(Stored items from a collection)
+++

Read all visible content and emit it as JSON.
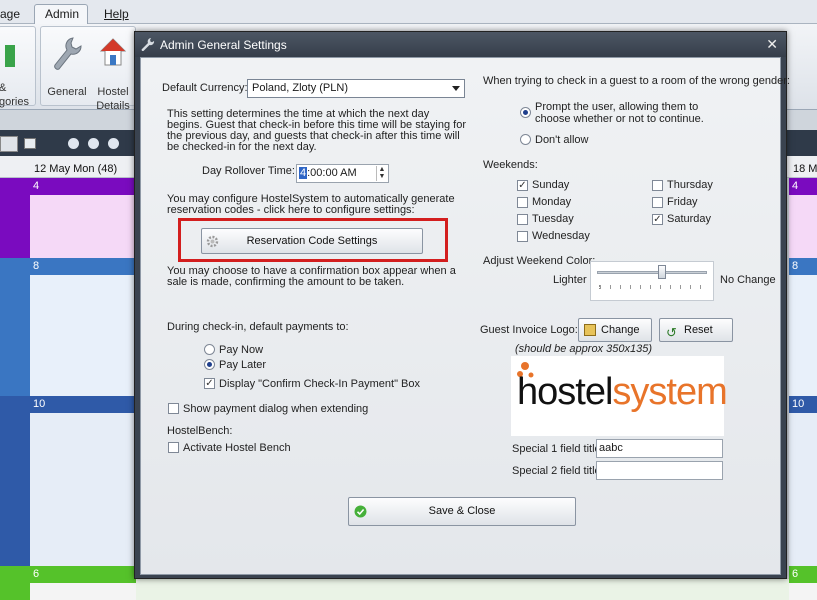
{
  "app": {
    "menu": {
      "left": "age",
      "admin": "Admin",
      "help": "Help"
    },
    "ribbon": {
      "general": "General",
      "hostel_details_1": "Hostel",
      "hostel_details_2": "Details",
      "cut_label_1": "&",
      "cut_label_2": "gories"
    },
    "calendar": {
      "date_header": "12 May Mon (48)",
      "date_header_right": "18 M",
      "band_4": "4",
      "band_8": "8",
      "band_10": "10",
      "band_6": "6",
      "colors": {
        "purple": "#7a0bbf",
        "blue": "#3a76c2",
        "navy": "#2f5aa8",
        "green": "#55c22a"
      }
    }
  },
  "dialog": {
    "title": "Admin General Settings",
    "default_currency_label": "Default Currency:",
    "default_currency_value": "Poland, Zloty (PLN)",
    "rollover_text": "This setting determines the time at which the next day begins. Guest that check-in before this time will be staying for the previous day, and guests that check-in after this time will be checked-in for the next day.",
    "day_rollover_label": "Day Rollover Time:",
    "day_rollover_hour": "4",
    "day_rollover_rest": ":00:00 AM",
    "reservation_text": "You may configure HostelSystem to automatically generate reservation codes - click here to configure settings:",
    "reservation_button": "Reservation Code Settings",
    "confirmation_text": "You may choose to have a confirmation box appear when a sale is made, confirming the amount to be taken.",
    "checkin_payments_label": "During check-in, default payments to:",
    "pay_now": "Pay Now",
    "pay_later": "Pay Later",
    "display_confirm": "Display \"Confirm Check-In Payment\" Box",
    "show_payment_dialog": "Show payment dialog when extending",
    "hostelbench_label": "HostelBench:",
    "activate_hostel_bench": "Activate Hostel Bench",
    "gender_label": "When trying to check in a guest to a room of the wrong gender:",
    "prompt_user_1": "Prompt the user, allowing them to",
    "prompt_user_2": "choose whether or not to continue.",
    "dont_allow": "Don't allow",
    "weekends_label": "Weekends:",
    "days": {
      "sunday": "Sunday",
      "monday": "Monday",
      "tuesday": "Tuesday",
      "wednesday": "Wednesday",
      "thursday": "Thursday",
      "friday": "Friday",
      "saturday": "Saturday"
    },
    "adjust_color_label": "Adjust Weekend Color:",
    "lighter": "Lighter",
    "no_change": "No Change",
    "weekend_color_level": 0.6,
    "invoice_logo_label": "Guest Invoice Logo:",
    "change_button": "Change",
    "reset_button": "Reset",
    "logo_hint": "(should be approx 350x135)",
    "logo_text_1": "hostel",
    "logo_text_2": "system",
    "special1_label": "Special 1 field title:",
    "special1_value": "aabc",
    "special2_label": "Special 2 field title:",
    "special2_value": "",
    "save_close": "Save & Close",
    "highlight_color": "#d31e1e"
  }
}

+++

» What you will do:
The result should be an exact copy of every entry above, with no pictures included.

» Final answer:
Read all visible content and emit it as JSON.
{
  "app": {
    "menu": {
      "left": "age",
      "admin": "Admin",
      "help": "Help"
    },
    "ribbon": {
      "general": "General",
      "hostel_details_1": "Hostel",
      "hostel_details_2": "Details",
      "cut_label_1": "&",
      "cut_label_2": "gories"
    },
    "calendar": {
      "date_header": "12 May Mon (48)",
      "date_header_right": "18 M",
      "band_4": "4",
      "band_8": "8",
      "band_10": "10",
      "band_6": "6",
      "colors": {
        "purple": "#7a0bbf",
        "blue": "#3a76c2",
        "navy": "#2f5aa8",
        "green": "#55c22a"
      }
    }
  },
  "dialog": {
    "title": "Admin General Settings",
    "default_currency_label": "Default Currency:",
    "default_currency_value": "Poland, Zloty (PLN)",
    "rollover_text": "This setting determines the time at which the next day begins. Guest that check-in before this time will be staying for the previous day, and guests that check-in after this time will be checked-in for the next day.",
    "day_rollover_label": "Day Rollover Time:",
    "day_rollover_hour": "4",
    "day_rollover_rest": ":00:00 AM",
    "reservation_text": "You may configure HostelSystem to automatically generate reservation codes - click here to configure settings:",
    "reservation_button": "Reservation Code Settings",
    "confirmation_text": "You may choose to have a confirmation box appear when a sale is made, confirming the amount to be taken.",
    "checkin_payments_label": "During check-in, default payments to:",
    "pay_now": "Pay Now",
    "pay_later": "Pay Later",
    "display_confirm": "Display \"Confirm Check-In Payment\" Box",
    "show_payment_dialog": "Show payment dialog when extending",
    "hostelbench_label": "HostelBench:",
    "activate_hostel_bench": "Activate Hostel Bench",
    "gender_label": "When trying to check in a guest to a room of the wrong gender:",
    "prompt_user_1": "Prompt the user, allowing them to",
    "prompt_user_2": "choose whether or not to continue.",
    "dont_allow": "Don't allow",
    "weekends_label": "Weekends:",
    "days": {
      "sunday": "Sunday",
      "monday": "Monday",
      "tuesday": "Tuesday",
      "wednesday": "Wednesday",
      "thursday": "Thursday",
      "friday": "Friday",
      "saturday": "Saturday"
    },
    "adjust_color_label": "Adjust Weekend Color:",
    "lighter": "Lighter",
    "no_change": "No Change",
    "weekend_color_level": 0.6,
    "invoice_logo_label": "Guest Invoice Logo:",
    "change_button": "Change",
    "reset_button": "Reset",
    "logo_hint": "(should be approx 350x135)",
    "logo_text_1": "hostel",
    "logo_text_2": "system",
    "special1_label": "Special 1 field title:",
    "special1_value": "aabc",
    "special2_label": "Special 2 field title:",
    "special2_value": "",
    "save_close": "Save & Close",
    "highlight_color": "#d31e1e"
  }
}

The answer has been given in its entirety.